Task description: Report how many lines in the records hold the string "title"; give the number and nothing else.

Exercise data:
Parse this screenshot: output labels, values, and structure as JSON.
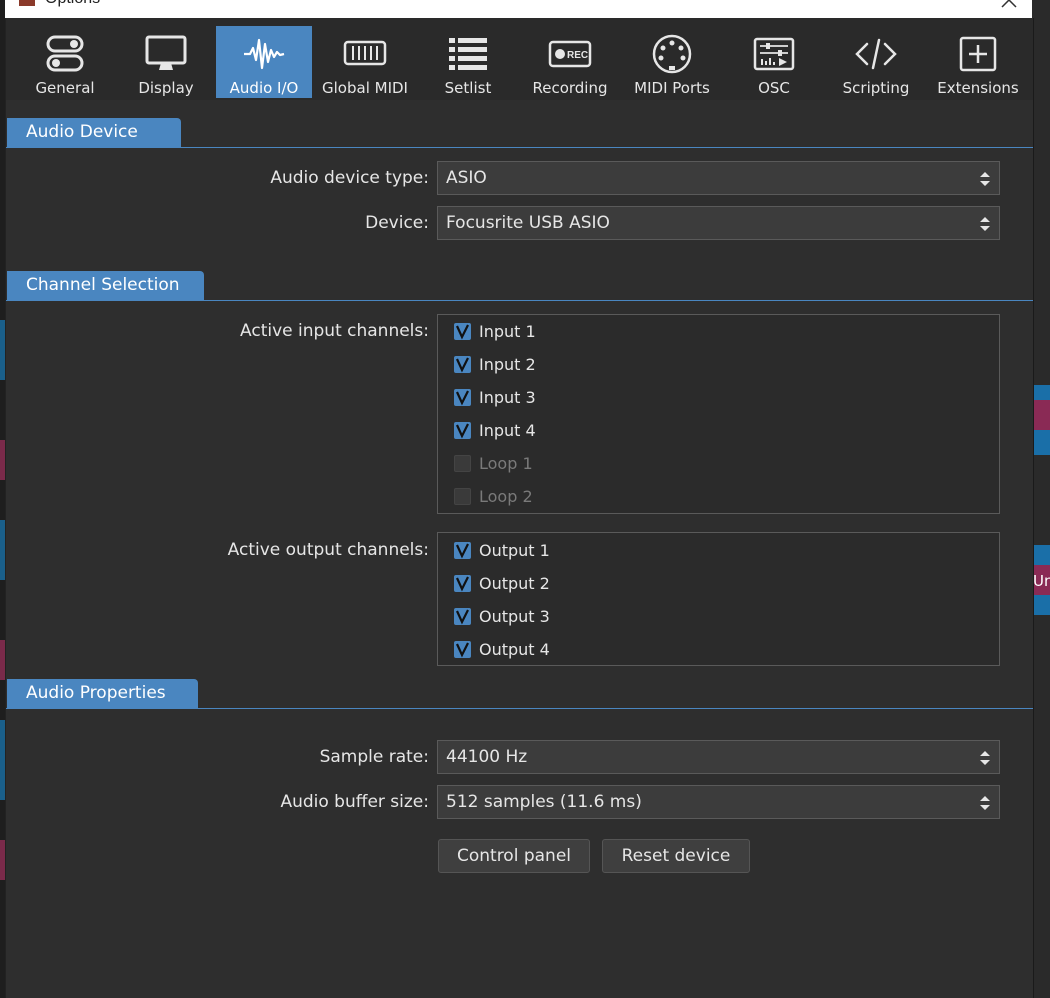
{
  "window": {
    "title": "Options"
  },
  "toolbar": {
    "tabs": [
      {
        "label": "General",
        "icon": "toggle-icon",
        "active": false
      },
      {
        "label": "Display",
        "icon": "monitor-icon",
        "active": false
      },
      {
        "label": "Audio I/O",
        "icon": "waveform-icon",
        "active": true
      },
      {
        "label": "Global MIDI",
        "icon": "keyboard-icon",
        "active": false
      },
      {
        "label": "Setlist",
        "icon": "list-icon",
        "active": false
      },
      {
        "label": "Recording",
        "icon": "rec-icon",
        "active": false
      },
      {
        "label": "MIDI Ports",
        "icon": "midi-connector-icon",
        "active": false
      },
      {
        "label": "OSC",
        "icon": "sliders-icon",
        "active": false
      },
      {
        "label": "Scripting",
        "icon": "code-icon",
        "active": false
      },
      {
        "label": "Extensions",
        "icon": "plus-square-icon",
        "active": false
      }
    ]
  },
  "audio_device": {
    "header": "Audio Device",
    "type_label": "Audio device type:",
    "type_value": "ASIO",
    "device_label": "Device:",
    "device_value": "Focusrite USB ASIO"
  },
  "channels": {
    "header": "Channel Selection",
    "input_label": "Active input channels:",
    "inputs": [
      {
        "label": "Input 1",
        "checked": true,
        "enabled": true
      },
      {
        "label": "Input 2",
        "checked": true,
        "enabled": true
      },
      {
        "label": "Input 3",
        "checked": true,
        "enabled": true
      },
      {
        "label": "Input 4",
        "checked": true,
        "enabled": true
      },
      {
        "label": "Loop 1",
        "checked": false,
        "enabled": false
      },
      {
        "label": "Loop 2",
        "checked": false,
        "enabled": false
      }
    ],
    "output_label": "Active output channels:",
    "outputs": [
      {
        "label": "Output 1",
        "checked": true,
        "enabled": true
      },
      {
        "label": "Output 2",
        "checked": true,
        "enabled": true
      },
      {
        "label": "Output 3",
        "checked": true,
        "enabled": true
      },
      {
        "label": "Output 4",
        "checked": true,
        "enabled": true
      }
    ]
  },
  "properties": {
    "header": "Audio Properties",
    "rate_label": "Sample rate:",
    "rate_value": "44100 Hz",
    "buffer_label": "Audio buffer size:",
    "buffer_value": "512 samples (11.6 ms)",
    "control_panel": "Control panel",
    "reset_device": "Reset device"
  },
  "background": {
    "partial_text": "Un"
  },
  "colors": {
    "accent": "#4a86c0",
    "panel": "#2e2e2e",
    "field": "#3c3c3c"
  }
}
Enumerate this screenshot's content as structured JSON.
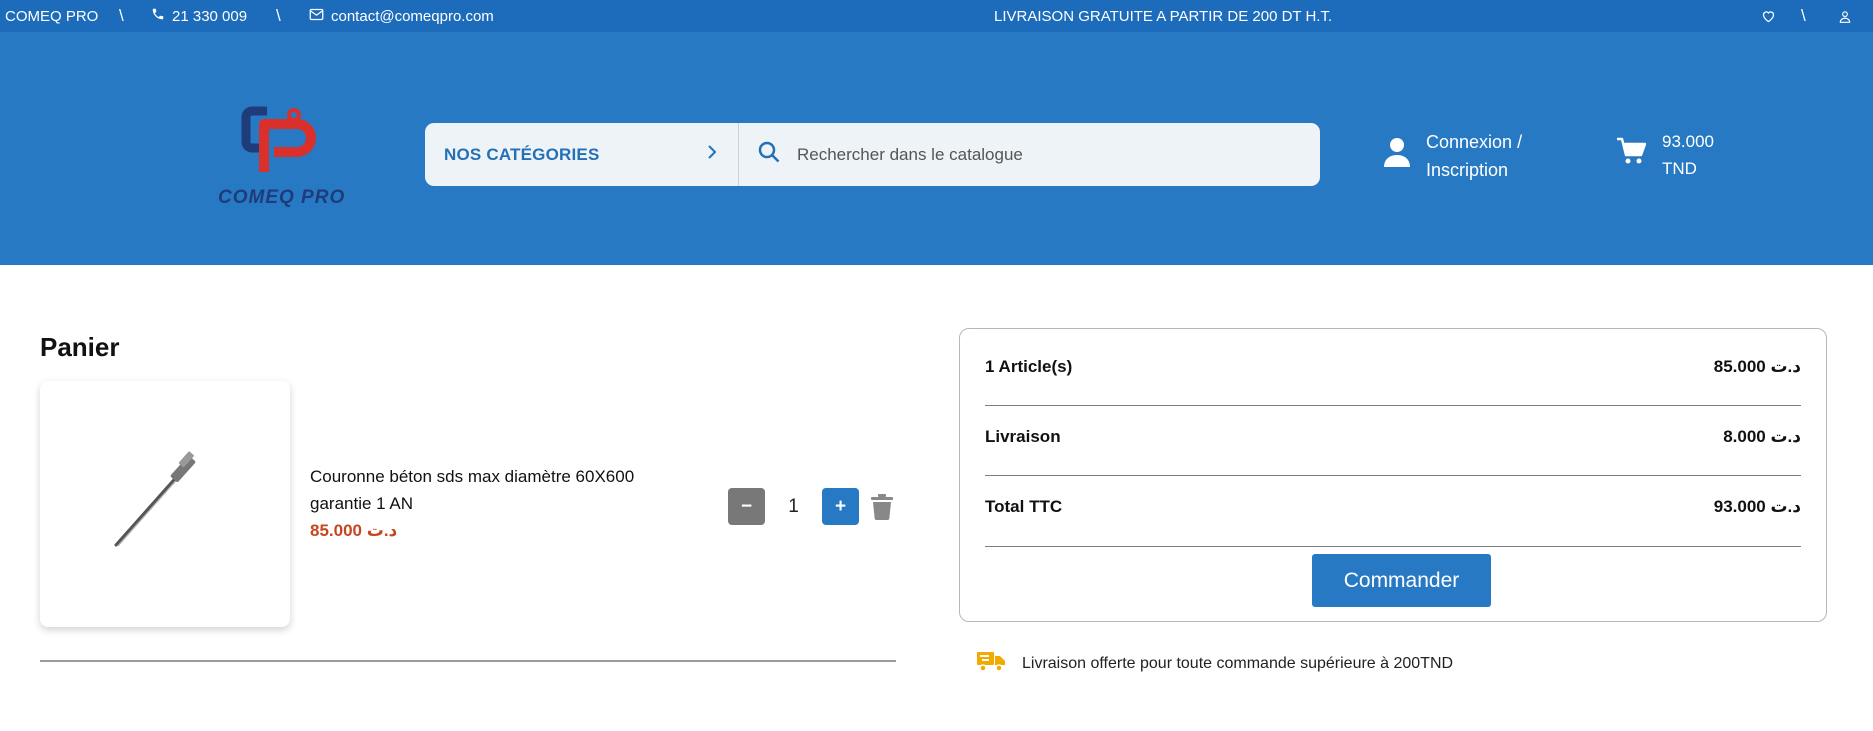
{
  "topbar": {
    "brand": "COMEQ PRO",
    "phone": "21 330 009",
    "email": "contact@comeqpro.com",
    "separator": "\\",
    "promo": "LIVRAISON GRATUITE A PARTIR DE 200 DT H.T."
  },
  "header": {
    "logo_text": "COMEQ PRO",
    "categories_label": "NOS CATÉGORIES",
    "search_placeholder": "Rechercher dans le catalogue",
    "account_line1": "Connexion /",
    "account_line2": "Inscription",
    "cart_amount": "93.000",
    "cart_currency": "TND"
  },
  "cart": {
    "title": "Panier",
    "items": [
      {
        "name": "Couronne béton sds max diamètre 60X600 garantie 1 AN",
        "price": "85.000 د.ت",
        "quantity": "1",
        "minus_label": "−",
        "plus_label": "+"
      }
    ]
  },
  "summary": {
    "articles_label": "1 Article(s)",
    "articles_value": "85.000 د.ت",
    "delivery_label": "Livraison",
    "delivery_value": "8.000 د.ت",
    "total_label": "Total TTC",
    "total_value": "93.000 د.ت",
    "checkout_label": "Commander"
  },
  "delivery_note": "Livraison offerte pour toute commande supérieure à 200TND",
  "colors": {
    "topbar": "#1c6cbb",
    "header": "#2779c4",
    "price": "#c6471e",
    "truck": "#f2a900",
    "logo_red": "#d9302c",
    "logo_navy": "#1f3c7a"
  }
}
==
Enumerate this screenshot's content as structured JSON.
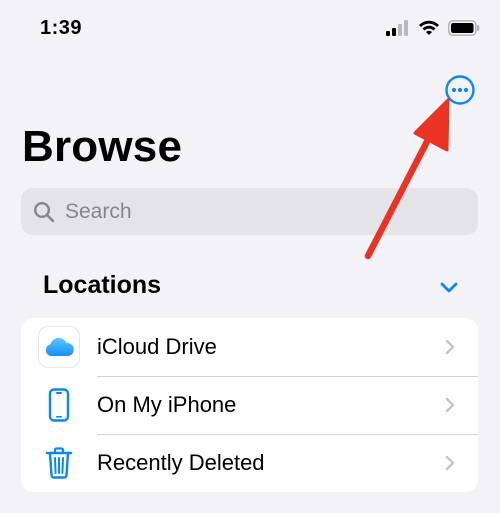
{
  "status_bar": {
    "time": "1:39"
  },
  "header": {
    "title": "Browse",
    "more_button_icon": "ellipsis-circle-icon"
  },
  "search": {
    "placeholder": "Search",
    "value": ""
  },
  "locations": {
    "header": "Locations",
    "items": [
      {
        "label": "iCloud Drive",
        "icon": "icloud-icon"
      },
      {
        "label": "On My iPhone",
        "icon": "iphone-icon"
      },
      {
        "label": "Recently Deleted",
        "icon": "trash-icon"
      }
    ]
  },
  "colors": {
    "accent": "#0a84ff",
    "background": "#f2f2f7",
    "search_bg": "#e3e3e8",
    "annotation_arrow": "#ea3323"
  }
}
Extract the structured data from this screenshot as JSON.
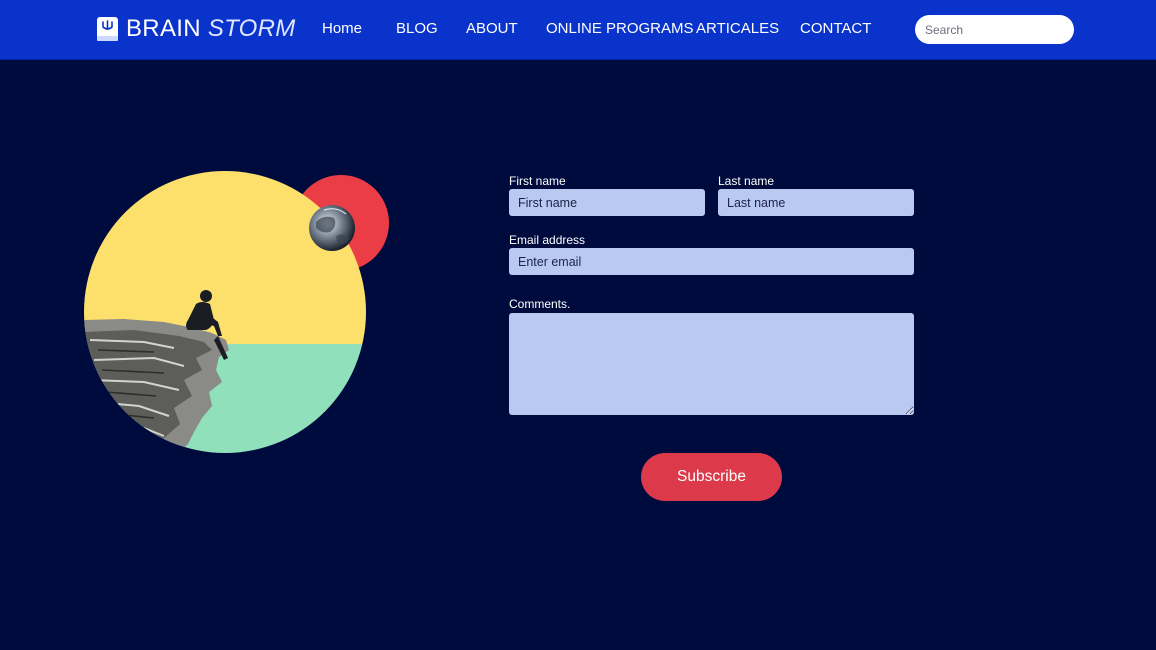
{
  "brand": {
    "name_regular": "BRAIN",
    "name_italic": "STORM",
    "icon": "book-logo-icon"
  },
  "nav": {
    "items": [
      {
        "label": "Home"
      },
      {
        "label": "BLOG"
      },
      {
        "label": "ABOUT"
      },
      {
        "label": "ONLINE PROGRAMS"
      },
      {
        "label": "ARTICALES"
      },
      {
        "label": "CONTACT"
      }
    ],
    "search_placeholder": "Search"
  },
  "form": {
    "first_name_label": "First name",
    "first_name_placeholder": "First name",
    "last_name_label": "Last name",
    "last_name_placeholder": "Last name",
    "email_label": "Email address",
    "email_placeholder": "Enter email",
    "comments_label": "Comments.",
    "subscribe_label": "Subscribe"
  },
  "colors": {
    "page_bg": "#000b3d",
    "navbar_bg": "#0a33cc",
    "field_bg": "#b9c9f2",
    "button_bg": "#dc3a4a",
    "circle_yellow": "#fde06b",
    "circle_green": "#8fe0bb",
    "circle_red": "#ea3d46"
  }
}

Response box: 3